BRIEF: Any picture in the data below should be skipped, while every line is repeated exactly.

DATA RECORDS:
○ ○ ○

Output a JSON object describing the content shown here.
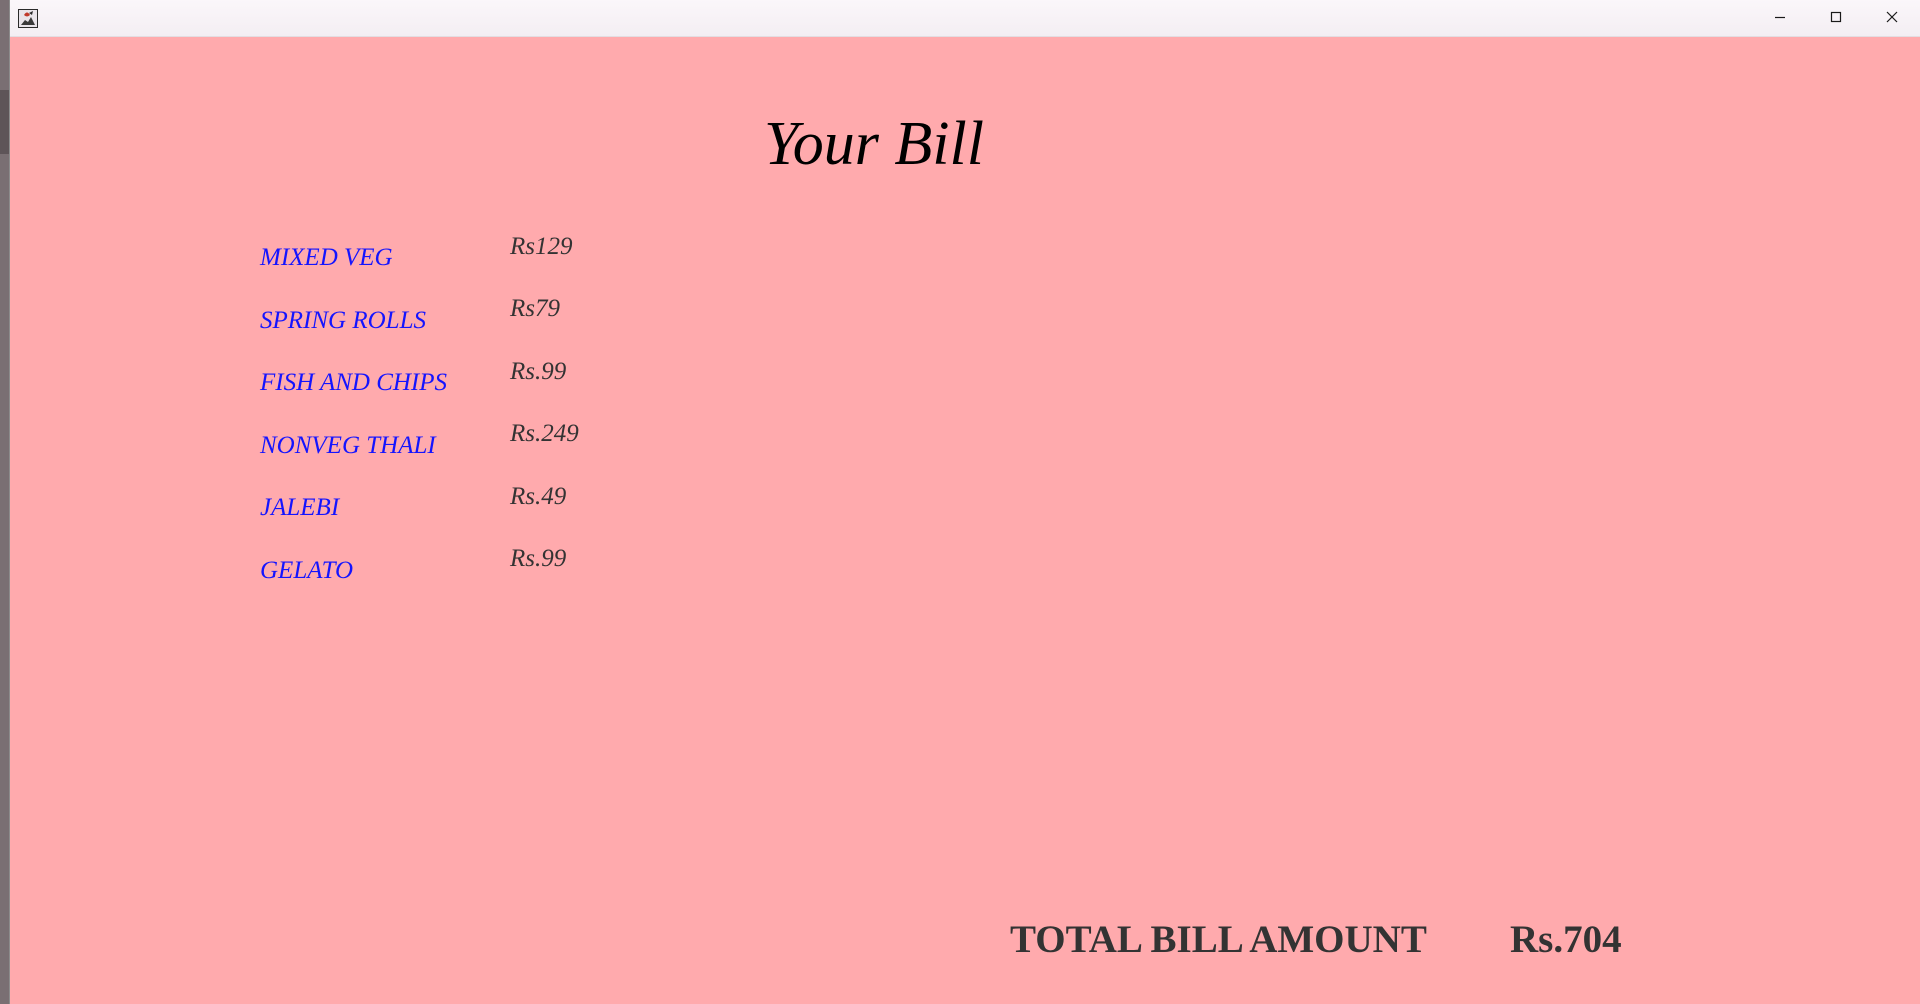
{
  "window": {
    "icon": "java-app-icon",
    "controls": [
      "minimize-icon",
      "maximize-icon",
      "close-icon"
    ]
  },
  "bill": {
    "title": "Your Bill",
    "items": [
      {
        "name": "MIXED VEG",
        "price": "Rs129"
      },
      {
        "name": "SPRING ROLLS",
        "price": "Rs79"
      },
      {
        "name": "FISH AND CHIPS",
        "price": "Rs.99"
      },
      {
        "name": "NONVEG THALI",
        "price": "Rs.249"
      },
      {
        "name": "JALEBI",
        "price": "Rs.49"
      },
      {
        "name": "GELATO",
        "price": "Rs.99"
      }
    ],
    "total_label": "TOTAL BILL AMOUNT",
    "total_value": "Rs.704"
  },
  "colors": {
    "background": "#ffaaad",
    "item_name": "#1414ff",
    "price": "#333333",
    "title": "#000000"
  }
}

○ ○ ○

TASK SOLUTION:
Output a JSON object describing the content shown here.
{
  "window": {
    "icon": "java-app-icon",
    "controls": [
      "minimize-icon",
      "maximize-icon",
      "close-icon"
    ]
  },
  "bill": {
    "title": "Your Bill",
    "items": [
      {
        "name": "MIXED VEG",
        "price": "Rs129"
      },
      {
        "name": "SPRING ROLLS",
        "price": "Rs79"
      },
      {
        "name": "FISH AND CHIPS",
        "price": "Rs.99"
      },
      {
        "name": "NONVEG THALI",
        "price": "Rs.249"
      },
      {
        "name": "JALEBI",
        "price": "Rs.49"
      },
      {
        "name": "GELATO",
        "price": "Rs.99"
      }
    ],
    "total_label": "TOTAL BILL AMOUNT",
    "total_value": "Rs.704"
  },
  "colors": {
    "background": "#ffaaad",
    "item_name": "#1414ff",
    "price": "#333333",
    "title": "#000000"
  }
}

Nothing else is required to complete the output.